Create A List of Skills Needed and Preferred.
This is the best way to know what you are looking for, and it makes it easier when you ask questions.
Create A List of Questions.
Once you know what to look for regarding skills, you can now have available to you what you need in order to ask the right questions. It is best to think of them ahead of time and write them down; keeps you organized. These questions should help you learn more about the candidate and what they are capable of. Construct open-ended questions that leave room for answers for candidates; the idea is that you want them to share information about themselves and talk about their experiences, preferably work related. Commonly, employers ask behavior-related questions to see how the candidate handled a particular situation; this can help you to see how the candidate might react to a similar situation in the future. For example, “What do you feel was the hardest aspect of your previous job?” “How did you manage your time to meet deadlines?” Of that sort.
Check the List Twice.
Go over your interview questions. This can help you to seed out any unnecessary questions and any redundant questions. You should have a good mixture of credential-based, experience-based, behavior-based, and opinion-based questions.
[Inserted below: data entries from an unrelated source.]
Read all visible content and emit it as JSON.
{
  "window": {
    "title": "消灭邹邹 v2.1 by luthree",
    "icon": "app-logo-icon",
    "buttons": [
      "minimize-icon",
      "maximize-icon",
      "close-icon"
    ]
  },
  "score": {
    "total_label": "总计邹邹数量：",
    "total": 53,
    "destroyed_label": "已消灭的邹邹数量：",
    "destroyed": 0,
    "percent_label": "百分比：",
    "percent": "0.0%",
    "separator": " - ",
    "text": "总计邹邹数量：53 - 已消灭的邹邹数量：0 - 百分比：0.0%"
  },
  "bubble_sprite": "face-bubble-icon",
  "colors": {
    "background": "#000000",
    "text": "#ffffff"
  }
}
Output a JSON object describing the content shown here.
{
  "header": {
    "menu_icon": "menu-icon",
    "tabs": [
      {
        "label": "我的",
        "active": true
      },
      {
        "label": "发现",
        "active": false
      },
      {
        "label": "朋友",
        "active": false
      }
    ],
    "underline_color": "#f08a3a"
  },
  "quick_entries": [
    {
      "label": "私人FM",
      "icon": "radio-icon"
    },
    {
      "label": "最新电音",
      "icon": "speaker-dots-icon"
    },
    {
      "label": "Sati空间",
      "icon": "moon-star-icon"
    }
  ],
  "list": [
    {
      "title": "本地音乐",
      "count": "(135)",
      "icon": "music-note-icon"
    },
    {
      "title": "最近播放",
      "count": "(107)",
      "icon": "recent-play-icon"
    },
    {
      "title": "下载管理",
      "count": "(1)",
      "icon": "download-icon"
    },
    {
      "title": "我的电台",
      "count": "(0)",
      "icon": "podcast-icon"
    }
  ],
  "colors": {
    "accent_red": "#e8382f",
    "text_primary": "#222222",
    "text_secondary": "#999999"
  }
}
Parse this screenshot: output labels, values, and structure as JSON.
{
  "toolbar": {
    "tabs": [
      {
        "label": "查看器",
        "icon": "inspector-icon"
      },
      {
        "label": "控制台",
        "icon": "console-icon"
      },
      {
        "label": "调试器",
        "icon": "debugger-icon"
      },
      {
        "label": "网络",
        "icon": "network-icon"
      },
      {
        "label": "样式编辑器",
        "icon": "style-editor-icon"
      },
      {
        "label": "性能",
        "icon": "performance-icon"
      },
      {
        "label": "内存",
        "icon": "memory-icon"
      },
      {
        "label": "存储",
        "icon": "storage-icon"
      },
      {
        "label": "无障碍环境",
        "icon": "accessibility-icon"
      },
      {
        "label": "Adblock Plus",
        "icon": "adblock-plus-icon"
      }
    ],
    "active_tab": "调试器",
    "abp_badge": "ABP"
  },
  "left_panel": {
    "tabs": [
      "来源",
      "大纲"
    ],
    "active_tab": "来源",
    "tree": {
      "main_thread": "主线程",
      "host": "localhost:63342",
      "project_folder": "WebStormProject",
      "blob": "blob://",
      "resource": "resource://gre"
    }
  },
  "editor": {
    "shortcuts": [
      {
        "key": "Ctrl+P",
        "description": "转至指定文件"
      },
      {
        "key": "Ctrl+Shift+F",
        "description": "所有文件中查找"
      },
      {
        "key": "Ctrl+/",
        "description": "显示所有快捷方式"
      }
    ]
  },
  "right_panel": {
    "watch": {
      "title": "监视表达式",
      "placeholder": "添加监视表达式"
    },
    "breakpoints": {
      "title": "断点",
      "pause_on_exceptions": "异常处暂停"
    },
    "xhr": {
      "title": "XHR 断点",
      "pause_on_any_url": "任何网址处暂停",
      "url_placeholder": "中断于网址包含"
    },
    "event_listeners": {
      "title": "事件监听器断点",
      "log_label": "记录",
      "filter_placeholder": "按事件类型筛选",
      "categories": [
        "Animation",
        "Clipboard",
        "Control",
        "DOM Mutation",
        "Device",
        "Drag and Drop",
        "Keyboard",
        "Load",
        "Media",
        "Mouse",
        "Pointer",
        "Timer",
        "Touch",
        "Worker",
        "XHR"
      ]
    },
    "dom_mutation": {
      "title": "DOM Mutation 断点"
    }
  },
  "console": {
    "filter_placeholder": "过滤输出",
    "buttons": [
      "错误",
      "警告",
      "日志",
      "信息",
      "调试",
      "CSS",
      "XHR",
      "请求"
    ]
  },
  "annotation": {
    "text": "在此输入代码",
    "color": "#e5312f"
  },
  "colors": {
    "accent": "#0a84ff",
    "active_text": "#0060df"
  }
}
Hopefully your list of questions will be able to provide you with enough information about the interviewee, including background and personality.
Prepare for Questions.
Now that you have prepared yourself to ask questions, prepare to answer questions as well. You need to make sure that you have enough information about the company (which you should if you are the owner) that can answer any potential questions from your potential employee. It does not look good on you or your company if you can’t answer any questions asked by the candidate. You need to be able to anticipate the questions, and this of course takes practice. After interviewing several people, you will come to notice that they all tend to ask the same sort of questions. Common questions are about the business’ core function, number of employees, culture, future plans, salary and benefits, etc. A good idea would be to bring a media kit with you to give to the candidate; a media kit should provide them with all of the information that they need regarding the actual company.
Understand the Purpose.
The ultimate goal of interviewing is to find the right person for the right job. However, the interview’s real purpose is to find out about the candidate, the personality, their background, their interests, their behavior, etc. This is your time, your opportunity, to find out if any of the applicants are qualified for the job.
Go Over Your Strategy.
You need to be able to rethink your interviewing strategy and make sure that you know what you are asking, and if they are the right questions. Questions that you have already prepared help you to find the right interviewing tactics that can help you find out the most about the person sitting right in front of you. Make sure your questions and your overall game plan is aimed at finding out the most you can about the candidate, their talents, strengths, and weaknesses.
Tell the Applicant How It Will Go.
After introducing yourself (don’t forget that), put the candidate at ease. When going to an interview (for interviewees), it is quite stressful and nerve racking. Just let them know the structure of the interview, how things will go. You want them to feel relaxed and speak as freely as possible, and you want them to provide detailed answers.
This is probably the most important part of the interview. You want to be able to remember who this person was. You must have the best possible listening skills. Capture whatever details you feel are necessary to know. This will help you when it comes time to make a hiring decision; it allows you to compare candidates that you interviewed and make the best decision.
These are just the basics, there is always a little more pieces to the entire puzzle. Go to www.managementhelp.org/evaluatn/intrview.htm for an extensive look at the entire interviewing process, including helpful sources to look at for other management issues.